- **Data to use**:
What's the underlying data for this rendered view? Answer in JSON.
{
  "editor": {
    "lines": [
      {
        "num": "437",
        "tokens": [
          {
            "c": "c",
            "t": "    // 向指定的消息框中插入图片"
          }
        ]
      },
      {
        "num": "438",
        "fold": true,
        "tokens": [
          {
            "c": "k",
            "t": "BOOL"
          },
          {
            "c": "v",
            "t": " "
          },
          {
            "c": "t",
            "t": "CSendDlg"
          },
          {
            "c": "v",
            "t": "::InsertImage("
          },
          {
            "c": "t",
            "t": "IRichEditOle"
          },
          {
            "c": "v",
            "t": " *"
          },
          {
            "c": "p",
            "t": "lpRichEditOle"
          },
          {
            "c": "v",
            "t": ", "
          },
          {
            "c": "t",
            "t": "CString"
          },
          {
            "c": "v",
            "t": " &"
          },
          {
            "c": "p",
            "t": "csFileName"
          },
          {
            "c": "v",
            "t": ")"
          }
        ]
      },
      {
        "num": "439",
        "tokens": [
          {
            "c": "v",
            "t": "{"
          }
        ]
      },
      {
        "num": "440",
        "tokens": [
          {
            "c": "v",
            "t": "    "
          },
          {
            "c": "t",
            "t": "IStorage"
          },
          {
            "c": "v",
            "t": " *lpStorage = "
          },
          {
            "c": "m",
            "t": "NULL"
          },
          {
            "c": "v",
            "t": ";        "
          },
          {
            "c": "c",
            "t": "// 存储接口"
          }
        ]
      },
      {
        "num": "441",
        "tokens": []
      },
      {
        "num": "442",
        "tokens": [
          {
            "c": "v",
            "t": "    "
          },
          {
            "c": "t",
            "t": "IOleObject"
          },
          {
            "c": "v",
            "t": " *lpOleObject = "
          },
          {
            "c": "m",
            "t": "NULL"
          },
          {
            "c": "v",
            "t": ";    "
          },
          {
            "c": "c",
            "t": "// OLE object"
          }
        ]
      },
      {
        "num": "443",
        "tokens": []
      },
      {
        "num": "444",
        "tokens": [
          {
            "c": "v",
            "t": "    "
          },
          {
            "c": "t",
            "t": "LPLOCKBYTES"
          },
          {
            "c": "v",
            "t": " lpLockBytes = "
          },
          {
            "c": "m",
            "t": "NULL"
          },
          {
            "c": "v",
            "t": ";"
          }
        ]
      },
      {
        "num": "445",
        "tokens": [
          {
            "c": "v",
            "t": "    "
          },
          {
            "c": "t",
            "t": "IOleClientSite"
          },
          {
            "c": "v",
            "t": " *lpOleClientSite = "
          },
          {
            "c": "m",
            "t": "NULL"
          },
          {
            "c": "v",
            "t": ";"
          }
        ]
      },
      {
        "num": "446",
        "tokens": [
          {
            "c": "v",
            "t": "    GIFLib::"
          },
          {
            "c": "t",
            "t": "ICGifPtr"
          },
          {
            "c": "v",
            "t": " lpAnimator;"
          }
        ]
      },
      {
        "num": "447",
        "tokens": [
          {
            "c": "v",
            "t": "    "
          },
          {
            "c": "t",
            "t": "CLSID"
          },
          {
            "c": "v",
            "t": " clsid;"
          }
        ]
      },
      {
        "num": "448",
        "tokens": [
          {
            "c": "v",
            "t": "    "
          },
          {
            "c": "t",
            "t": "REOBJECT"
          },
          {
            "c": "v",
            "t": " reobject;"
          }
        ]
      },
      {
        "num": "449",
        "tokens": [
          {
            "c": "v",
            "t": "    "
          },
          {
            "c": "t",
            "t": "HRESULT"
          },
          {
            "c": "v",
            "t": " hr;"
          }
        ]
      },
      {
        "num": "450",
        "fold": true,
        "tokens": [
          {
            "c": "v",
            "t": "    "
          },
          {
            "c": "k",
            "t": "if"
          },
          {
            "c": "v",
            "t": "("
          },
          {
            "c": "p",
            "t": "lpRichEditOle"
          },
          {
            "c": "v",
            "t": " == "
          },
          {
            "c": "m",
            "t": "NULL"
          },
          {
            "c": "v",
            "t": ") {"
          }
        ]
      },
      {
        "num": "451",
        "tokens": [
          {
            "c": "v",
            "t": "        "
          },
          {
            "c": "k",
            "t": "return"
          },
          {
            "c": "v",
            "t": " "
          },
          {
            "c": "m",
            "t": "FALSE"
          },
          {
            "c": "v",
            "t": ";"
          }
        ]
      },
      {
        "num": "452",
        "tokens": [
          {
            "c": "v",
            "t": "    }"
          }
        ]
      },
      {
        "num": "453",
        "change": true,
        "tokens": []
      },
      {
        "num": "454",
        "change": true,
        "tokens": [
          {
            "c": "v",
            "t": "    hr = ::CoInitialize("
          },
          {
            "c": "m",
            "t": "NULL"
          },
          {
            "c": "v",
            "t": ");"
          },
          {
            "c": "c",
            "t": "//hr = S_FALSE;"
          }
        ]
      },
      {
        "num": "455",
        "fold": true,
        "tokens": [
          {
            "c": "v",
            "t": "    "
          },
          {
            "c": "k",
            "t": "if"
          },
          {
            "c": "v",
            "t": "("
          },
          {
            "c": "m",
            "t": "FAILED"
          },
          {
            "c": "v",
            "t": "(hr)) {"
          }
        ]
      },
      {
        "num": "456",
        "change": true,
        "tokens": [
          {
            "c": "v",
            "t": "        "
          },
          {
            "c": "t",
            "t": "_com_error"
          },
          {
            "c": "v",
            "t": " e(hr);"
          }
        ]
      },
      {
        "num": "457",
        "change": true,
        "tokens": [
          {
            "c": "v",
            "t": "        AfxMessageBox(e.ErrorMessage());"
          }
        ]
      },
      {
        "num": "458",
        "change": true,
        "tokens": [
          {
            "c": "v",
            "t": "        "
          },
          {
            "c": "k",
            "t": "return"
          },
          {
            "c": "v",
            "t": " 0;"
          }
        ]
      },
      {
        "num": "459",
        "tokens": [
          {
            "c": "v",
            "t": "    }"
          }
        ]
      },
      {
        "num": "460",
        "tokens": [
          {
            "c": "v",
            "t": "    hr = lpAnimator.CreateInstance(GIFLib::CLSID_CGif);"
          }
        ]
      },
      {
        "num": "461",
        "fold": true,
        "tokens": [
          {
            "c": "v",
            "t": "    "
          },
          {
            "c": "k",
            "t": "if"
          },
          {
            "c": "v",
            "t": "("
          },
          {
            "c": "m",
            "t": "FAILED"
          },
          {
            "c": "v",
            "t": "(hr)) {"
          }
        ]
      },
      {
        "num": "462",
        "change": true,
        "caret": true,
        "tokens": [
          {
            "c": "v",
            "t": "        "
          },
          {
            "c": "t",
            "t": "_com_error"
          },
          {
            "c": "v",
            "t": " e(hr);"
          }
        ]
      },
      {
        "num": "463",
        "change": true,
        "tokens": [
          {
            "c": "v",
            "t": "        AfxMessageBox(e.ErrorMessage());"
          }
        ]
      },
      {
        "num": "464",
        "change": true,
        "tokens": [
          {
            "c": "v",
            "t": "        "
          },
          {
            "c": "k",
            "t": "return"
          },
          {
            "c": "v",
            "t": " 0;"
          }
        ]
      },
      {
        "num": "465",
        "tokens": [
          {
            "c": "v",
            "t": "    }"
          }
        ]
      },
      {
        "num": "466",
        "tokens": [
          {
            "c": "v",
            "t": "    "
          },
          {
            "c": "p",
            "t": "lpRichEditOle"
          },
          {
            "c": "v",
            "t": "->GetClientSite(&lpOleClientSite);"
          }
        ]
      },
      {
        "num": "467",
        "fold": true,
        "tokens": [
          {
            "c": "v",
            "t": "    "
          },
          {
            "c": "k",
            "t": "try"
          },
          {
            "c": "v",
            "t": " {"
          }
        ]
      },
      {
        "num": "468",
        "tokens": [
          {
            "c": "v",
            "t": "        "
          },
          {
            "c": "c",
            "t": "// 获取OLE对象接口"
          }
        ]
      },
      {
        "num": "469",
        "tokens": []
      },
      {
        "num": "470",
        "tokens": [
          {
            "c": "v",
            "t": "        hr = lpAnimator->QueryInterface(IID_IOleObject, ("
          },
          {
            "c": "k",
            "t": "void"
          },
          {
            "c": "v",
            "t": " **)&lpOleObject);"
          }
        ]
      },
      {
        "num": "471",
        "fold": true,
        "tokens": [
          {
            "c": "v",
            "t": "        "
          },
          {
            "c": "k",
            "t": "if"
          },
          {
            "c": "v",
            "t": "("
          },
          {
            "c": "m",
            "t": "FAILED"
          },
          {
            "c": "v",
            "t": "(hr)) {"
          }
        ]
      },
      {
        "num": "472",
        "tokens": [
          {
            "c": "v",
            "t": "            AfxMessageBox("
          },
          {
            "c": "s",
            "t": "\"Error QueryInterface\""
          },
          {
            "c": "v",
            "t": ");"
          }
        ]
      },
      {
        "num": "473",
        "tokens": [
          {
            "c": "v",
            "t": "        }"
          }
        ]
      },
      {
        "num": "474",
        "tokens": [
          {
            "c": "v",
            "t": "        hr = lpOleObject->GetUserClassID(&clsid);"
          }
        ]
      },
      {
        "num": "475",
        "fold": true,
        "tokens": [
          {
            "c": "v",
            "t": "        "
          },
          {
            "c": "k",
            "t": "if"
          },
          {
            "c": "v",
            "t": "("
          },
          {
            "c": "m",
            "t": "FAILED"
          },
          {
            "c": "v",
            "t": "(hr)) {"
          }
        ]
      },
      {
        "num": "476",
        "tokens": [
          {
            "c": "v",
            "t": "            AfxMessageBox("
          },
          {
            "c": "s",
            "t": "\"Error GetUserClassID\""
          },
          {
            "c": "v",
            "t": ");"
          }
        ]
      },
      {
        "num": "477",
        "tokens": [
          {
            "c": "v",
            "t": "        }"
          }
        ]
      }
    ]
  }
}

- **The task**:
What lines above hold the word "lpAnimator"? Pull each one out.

- **Task result**:
            "t": " lpAnimator;"
            "t": "    hr = lpAnimator.CreateInstance(GIFLib::CLSID_CGif);"
            "t": "        hr = lpAnimator->QueryInterface(IID_IOleObject, ("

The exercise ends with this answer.